Start of Block

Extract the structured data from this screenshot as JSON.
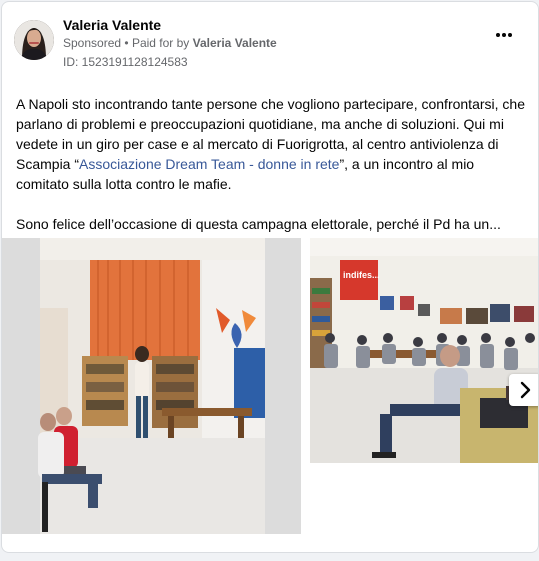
{
  "post": {
    "author": "Valeria Valente",
    "sponsored": "Sponsored",
    "separator": "•",
    "paid_prefix": "Paid for by",
    "paid_by": "Valeria Valente",
    "ad_id": "ID: 1523191128124583",
    "more_icon": "more-horizontal-icon",
    "text": {
      "p1_before": "A Napoli sto incontrando tante persone che vogliono partecipare, confrontarsi, che parlano di problemi e preoccupazioni quotidiane, ma anche di soluzioni. Qui mi vedete in un giro per case e al mercato di Fuorigrotta, al centro antiviolenza di Scampia “",
      "p1_link": "Associazione Dream Team - donne in rete",
      "p1_after": "”, a un incontro al mio comitato sulla lotta contro le mafie.",
      "p2": "Sono felice dell’occasione di questa campagna elettorale, perché il Pd ha un..."
    }
  },
  "carousel": {
    "next_icon": "chevron-right-icon",
    "slide2_sign": "indifes..."
  },
  "colors": {
    "link": "#385898",
    "muted": "#65676b",
    "text": "#050505"
  }
}
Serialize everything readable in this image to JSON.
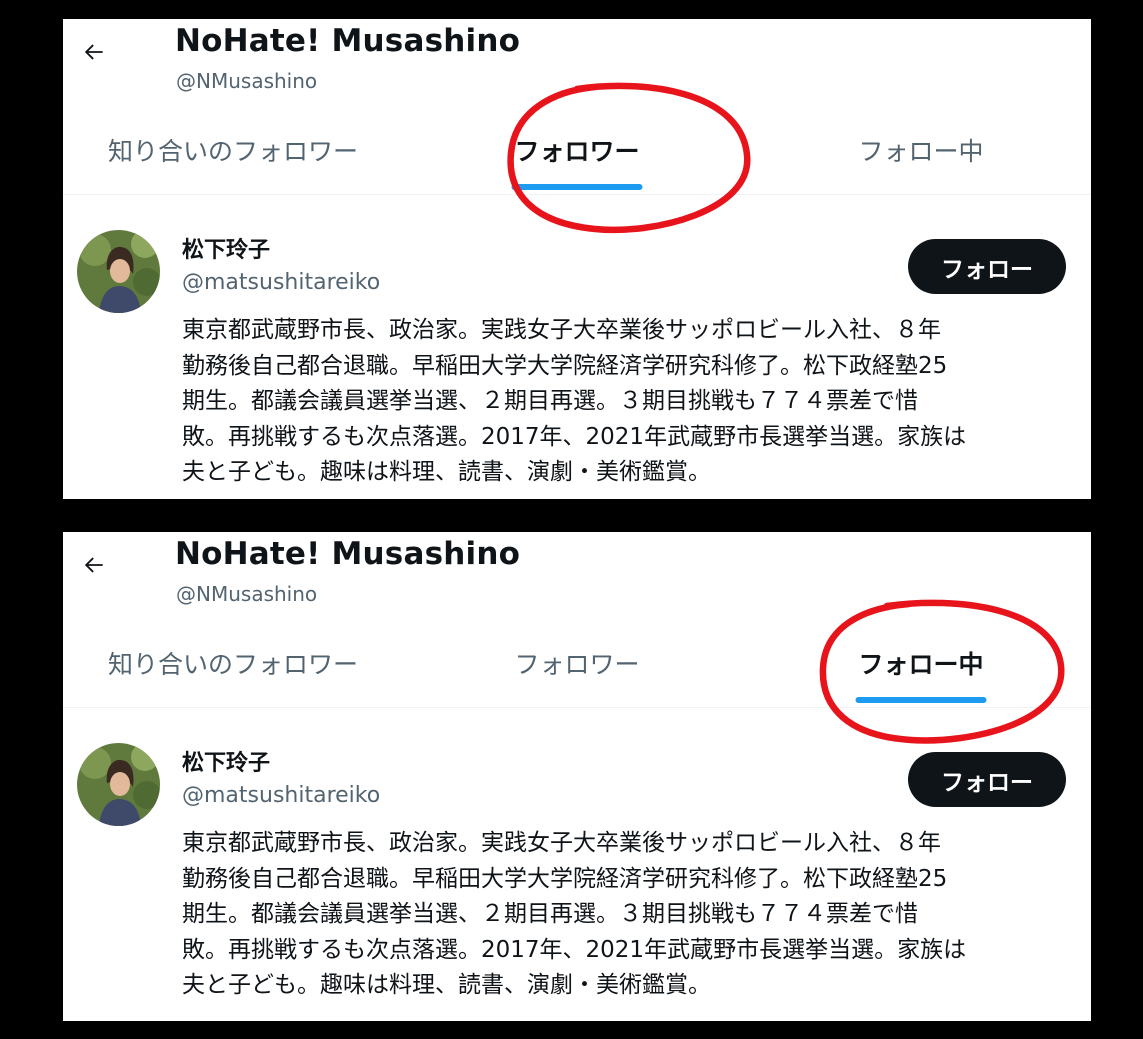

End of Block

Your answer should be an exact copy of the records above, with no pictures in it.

**Expected answer:**
Extract the structured data from this screenshot as JSON.
{
  "post": {
    "author": "Valeria Valente",
    "sponsored": "Sponsored",
    "separator": "•",
    "paid_prefix": "Paid for by",
    "paid_by": "Valeria Valente",
    "ad_id": "ID: 1523191128124583",
    "more_icon": "more-horizontal-icon",
    "text": {
      "p1_before": "A Napoli sto incontrando tante persone che vogliono partecipare, confrontarsi, che parlano di problemi e preoccupazioni quotidiane, ma anche di soluzioni. Qui mi vedete in un giro per case e al mercato di Fuorigrotta, al centro antiviolenza di Scampia “",
      "p1_link": "Associazione Dream Team - donne in rete",
      "p1_after": "”, a un incontro al mio comitato sulla lotta contro le mafie.",
      "p2": "Sono felice dell’occasione di questa campagna elettorale, perché il Pd ha un..."
    }
  },
  "carousel": {
    "next_icon": "chevron-right-icon",
    "slide2_sign": "indifes..."
  },
  "colors": {
    "link": "#385898",
    "muted": "#65676b",
    "text": "#050505"
  }
}
Serialize everything readable in this image to JSON.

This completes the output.